Expensive, yes, but Houston CAPS contractor Dan Bawden urges homeowners to compare a $75,000 aging-in-place project , let's say with the price of long-term care. (According to a 2015 study by Genworth, a long-term care and insurance company, the mean cost for one year of assisted living is $43,000, while a year in a nursing home runs $80,300 to $91,250.)
The downsizing approach
Jeanette Watling-Mills went with a different approach. The 66 year old Sarasota, Florida widow decided to sell her 3,000 square foot home and move to a place half the size. While the new house was on one level, parts were not designed for aging in place- especially the master bath. She gutted and reconfigured the master bathroom and also changed her front door so it now has a keyless entry, opening with a keypad or remote control.

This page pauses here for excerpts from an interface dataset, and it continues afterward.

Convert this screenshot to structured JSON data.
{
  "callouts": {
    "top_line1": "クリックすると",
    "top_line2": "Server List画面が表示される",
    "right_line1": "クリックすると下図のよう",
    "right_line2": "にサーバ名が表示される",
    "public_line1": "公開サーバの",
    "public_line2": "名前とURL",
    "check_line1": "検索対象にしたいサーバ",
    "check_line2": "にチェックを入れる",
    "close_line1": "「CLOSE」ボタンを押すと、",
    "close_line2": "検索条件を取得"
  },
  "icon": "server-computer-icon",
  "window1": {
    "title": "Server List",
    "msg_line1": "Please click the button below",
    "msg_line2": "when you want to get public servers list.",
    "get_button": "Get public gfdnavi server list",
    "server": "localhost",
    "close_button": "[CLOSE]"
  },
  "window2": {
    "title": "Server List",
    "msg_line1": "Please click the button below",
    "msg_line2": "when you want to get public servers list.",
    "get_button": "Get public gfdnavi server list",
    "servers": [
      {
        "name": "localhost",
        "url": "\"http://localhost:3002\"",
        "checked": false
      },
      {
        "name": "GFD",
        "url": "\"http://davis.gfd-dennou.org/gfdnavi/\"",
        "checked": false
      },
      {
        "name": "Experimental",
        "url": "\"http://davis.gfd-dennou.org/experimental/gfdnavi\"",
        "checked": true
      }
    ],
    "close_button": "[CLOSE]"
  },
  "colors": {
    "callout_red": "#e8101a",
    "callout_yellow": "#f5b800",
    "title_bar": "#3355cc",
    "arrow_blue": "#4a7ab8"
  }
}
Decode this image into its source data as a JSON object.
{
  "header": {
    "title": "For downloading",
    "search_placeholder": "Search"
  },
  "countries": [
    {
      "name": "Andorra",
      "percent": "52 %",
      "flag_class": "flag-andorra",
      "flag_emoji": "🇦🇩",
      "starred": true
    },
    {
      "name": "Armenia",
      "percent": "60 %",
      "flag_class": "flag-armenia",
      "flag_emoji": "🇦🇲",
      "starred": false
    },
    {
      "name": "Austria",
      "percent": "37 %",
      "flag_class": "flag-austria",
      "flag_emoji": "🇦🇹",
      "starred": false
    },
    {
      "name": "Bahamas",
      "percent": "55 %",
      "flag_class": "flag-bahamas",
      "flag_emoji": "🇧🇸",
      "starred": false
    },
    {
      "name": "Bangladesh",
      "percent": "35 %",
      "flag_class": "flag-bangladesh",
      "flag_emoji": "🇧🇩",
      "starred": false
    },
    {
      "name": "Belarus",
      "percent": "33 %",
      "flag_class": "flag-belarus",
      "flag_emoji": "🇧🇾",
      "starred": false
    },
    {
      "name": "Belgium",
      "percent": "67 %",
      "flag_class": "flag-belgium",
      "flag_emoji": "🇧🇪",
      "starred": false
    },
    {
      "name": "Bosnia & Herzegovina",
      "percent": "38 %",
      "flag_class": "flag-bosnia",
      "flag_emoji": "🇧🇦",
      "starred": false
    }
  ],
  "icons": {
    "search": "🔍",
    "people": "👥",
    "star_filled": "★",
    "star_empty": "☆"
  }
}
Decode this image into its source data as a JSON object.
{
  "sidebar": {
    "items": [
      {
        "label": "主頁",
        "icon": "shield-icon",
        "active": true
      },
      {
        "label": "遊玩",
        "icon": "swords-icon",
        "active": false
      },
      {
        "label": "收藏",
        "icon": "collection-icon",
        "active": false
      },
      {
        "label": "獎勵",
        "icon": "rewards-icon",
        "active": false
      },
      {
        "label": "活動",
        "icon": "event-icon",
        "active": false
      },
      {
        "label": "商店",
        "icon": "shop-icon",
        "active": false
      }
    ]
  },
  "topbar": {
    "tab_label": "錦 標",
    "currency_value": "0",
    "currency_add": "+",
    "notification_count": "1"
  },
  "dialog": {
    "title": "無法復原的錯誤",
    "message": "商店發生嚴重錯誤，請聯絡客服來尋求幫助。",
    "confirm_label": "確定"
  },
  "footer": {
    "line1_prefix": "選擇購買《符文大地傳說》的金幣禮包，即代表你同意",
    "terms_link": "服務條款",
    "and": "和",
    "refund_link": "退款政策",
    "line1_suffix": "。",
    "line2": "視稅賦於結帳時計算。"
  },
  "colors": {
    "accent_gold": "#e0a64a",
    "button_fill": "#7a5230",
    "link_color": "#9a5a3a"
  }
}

When she needs to replace kitchen appliances, Watling-Mills plans to get a stove with front controls and create a lower countertop 'Should I ever need to be on wheels," she says.
Even so, that perfect home for growing older may not be so perfect. "Your place could be age-friendly and wonderful until you can't drive anymore and can't get home-care services," says Denver geriatrician Mary Tuuk. "Planning ahead for how and where you're going to age in place is critically important."
7 Steps for making your home age-friendly
1. Talk to a real estate agent before you renovate to make sure it's a good investment for resale.
2. Compare the costs of renovating to moving.
3. Think about the community, not just your house. Will you be too isolated as you get older? What kind of services and opportunities are nearby (not just doctors, but transportation, stores, restaurants, entertainment?)
4. Figure out what changes you can make before you need to. 9Do you have a bedroom or full bath on the first floor, or room for them? Easy access from the driveway or sidewalk? Slippery rugs?)
5. Be realistic. If you're redoing a bathroom or kitchen, design it for the future you, not just today's needs.
6. Find a Certified Aging in Place Specialist (CAPS) in your area (nahb.org/capsdirectory).
7. Check out these resources:
AARP HomeFit Guide, search 'Home Fit Guide'
AARP Liveable Communities Index, search 'Liveable Communities'
MetLife Agiing in Place Workbook, search 'Aging in Place Workbook'
By Sally Abrahms- an expert on baby boomers and seniors, focusing on age 50-plus caregiving, housing and aging in place technology.